Task statement:
For each line below that includes the string "value", show the whole line.

Interface dataset entries
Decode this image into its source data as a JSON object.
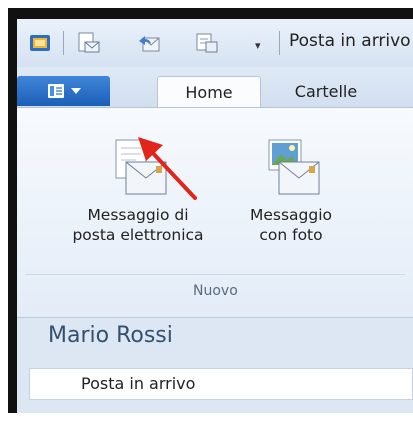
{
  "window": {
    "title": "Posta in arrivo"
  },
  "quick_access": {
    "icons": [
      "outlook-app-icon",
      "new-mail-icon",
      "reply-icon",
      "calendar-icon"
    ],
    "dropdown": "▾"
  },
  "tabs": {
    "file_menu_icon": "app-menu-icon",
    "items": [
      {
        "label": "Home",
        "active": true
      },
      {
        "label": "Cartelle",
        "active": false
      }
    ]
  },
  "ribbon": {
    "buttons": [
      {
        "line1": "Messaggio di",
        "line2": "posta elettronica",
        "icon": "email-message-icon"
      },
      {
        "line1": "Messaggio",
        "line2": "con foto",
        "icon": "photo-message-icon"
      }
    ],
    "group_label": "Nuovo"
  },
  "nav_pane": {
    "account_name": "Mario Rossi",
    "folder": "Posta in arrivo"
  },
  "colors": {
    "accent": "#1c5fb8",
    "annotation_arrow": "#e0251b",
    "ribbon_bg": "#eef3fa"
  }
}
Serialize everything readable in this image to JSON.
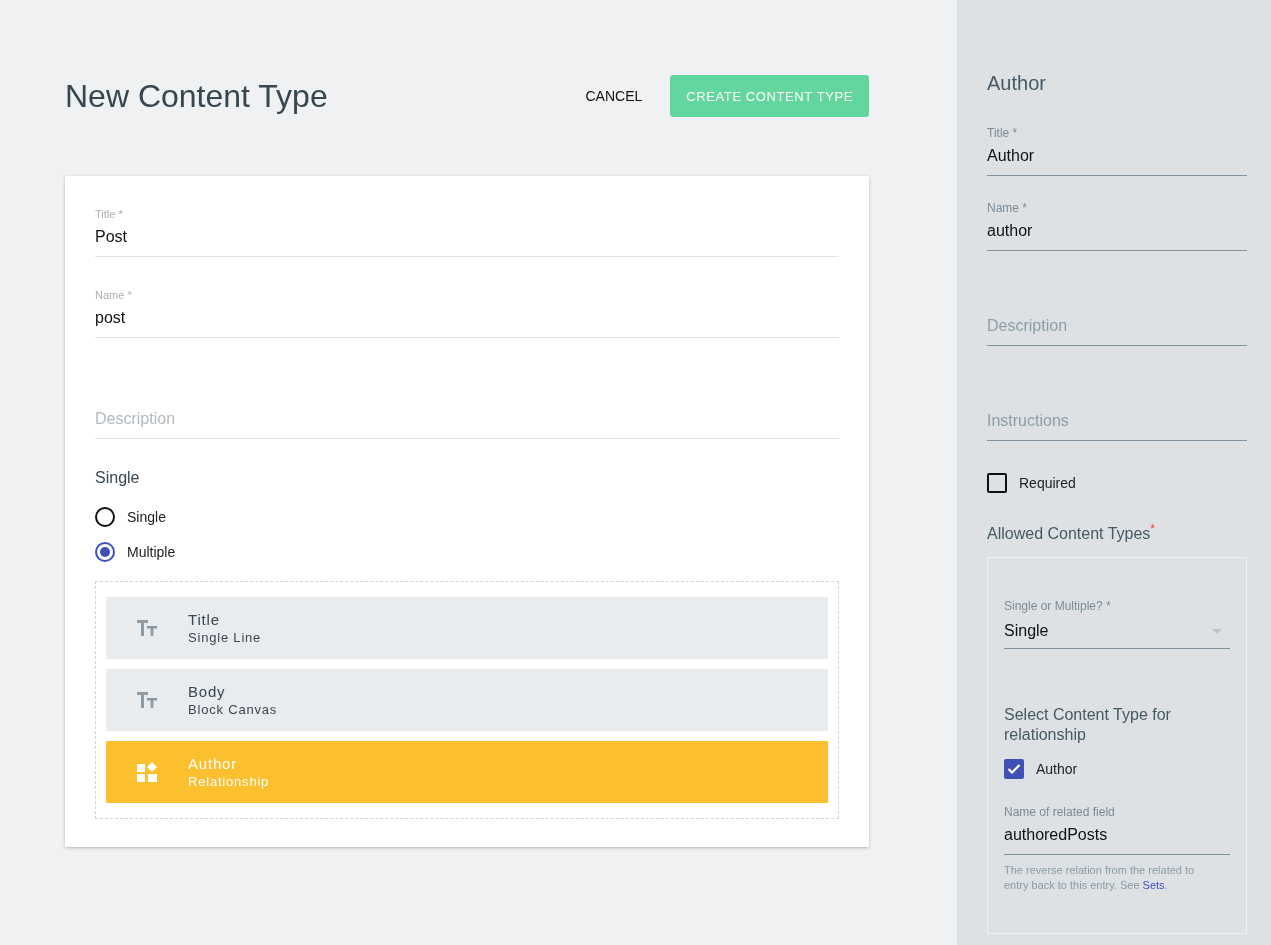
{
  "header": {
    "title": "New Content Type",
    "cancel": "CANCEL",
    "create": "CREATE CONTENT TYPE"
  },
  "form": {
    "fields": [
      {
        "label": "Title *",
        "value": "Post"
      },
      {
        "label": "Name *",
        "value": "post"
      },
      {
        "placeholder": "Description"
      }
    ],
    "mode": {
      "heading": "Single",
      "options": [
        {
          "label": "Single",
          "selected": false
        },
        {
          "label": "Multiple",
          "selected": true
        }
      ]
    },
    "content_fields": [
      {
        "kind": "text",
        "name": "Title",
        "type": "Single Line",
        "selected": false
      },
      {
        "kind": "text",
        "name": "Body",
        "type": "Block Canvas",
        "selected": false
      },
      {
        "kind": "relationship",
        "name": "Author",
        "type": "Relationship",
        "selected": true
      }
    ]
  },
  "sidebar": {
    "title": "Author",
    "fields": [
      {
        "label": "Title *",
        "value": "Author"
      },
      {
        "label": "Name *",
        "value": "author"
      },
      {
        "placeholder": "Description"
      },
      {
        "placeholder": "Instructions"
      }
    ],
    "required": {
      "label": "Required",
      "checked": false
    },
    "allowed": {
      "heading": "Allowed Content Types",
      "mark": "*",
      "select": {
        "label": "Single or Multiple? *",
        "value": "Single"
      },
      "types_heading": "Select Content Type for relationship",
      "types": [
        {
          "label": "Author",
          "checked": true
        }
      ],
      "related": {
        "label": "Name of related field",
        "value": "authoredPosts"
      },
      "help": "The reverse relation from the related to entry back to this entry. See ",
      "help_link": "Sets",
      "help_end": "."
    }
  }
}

Answer space:
        "value": "Post"
        "value": "post"
        "value": "Author"
        "value": "author"
        "value": "Single"
        "value": "authoredPosts"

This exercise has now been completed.